A city is always a work in progress, bent on streaming forward even as it carries the sediment of the past along. Look closely at the mural that fronts the Mission Cultural Center, and the name of the furniture store that once occupied the building now shows faintly through the sun-faded images of Latino life and culture. On the rear of the building, a repeatedly buffed wall bears several expertly painted graffiti works along with a tangle of crude tags and a farewell message for someone, unnamed, to "Rest in Peace." From front to back, the building's skin bristles with life past and life present.

Much of what gets painted on walls, whether as carefully planned murals or furtive tags, is both assertive and fragile. "I love that murals are outside and that they're larger than I am," says longtime Precita Eyes muralist Patricia Rose. "But I also know they have a shorter life span than other kinds of art."

Graffiti dramatizes an inexorable fact of contemporary life. Whether with a tag on a blank wall, a Day-Glo permission mural or an "altered" billboard, graffiti writers play out a continual battle for attention, acceptance and dominance in the marketplace of images and ideas. Context becomes content over time; yesterday's unruly outsider is today's fondly embraced icon.

Figures by onetime subway prankster Keith Haring became T-shirt commonplaces and shiny civic mascots, one of which is installed outside the Moscone Convention Center. Those enormous faux-highway signs by the artist Rigo that went up in the 1990s ("One Tree," "Inner City Home") are now as familiar as the signs they once playfully undercut. Projects by the conceptual artists Christo and Jeanne Claude -- "Running Fence" here in the 1970s, their recent installation of "The Gates" in New York's Central Park -- can be seen as a kind of benign vandalism, a willed and somewhat arbitrary alteration of a public space that can inflect a viewer's perceptions of that space years after the artwork itself has vanished.

The notion of what constitutes public space and who owns it is forever changing, a stimulating, unstable improvisation. Laurie Lazer, co-director of the Luggage Store Gallery on Market Street, recalls two different occasions when outdoor graffiti art projects commissioned by one city agency were removed by another without advance notice. Graffiti writers are fond of comparing their own bids for attention to those of advertisers, who can command acres of billboard space or swallow up entire buses with their pitches. Tim Drescher, author of "San Francisco Bay Area Murals: Communities Create Their Muses, 1904-1997," puts it this way: "Whether they see it in these terms or not, graffiti writers are claiming control of the visual space. I'm not saying they're right; there's a large chunk of hypocrisy on both sides. The difference is that ads on Muni buses bring in money. And in the contest between money and quality of life, money always wins."
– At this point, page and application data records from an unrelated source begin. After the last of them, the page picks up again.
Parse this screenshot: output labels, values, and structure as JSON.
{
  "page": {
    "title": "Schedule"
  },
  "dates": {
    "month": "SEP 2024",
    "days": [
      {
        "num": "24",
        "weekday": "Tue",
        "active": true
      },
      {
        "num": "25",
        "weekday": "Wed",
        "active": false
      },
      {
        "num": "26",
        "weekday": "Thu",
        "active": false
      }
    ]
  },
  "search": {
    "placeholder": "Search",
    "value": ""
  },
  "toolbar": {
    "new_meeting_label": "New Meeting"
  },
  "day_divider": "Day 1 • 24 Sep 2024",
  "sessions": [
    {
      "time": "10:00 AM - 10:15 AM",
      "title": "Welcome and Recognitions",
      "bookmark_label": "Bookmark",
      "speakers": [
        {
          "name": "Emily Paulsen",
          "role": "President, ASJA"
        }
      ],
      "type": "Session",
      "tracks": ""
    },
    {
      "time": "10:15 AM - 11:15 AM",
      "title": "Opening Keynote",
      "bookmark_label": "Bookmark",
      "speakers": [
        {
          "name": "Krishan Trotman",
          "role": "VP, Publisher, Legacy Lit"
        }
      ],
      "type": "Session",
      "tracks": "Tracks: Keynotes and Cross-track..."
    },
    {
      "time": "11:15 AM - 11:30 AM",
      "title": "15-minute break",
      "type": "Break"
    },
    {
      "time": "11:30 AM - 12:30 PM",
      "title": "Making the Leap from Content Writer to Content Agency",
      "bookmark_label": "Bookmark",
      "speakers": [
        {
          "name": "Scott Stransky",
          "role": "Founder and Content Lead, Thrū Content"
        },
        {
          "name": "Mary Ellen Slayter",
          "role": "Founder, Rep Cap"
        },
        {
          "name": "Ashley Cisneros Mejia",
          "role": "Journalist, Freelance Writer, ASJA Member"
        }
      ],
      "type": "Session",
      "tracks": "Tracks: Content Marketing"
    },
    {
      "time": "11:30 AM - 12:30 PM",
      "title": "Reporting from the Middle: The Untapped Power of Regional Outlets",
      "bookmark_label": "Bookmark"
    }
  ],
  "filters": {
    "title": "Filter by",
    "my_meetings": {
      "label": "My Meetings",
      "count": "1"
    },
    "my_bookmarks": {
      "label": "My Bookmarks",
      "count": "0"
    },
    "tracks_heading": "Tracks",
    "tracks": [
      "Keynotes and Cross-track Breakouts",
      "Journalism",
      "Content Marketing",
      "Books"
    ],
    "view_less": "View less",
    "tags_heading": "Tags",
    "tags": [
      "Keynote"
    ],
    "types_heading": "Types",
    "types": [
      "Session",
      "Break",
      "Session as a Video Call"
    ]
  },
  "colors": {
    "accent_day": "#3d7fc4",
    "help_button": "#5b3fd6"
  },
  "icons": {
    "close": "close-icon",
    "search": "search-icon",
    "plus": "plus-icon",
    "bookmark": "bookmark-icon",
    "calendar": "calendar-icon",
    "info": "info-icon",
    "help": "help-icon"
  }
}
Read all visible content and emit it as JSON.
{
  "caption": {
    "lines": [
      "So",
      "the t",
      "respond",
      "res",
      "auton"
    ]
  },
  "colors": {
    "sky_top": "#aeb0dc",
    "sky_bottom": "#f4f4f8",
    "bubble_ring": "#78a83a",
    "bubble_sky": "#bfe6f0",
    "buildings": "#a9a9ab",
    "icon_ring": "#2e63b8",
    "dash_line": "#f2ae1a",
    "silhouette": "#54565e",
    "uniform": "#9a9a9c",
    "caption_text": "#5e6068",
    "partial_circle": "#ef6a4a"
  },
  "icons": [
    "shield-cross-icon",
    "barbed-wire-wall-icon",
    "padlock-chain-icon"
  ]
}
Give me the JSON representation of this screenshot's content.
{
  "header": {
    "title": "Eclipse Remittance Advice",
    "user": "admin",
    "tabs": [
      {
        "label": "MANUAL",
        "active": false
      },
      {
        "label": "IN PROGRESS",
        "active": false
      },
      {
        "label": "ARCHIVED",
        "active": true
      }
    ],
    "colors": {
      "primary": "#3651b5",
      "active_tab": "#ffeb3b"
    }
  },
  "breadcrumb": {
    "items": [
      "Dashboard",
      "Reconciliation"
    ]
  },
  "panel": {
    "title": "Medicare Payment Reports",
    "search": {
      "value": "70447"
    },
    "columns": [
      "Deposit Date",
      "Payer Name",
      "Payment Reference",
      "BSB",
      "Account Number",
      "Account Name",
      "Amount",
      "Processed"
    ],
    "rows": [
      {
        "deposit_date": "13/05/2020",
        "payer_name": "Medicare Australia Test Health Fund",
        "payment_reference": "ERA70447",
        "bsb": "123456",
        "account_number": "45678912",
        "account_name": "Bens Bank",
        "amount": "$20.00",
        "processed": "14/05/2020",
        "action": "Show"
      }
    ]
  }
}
Increasingly, in the 21st century, the battle for attention has expanded from the streets to every conceivable arena of visual space. Commercials crowd onto movie screens. Spam and pop-up ads greet every visitor to the Internet. NASCAR drivers and their cars are mobile kiosks. Tiger Woods' forehead is a permanent Nike commercial.

"VANDALS," a recent exhibit at the University of San Francisco's Thatcher Gallery, addressed the relationship of vandalism to art, censorship and First Amendment rights. At a panel discussion, Alex Killough of described Web-based stunts ("re-pricing" Kellogg's cereals with downloadable bar codes) that fuse vandalism to conceptual art. Activist Antonia Juhasz, who has demonstrated against Bechtel and other corporations, spoke on "the role of property destruction in anticorporate policy work." Lawyer David Greene offered this maxim: "Artistic expression is speech. Therefore, it is protected by the First Amendment."

Downstairs, at the gallery opening, artist Judy Auda sat beside her piece in the show. Titled "The Buck Stops Here," it consisted of a large inflated balloon with 50 one-dollar bills inside. A large needle hung from a string beside the balloon, in teasing invitation to commit an act of vandalism and reap a reward for doing it. Asked if she hoped someone would destroy her piece, Auda paused.

"I'm not sure," she said. "It's a very perplexing question."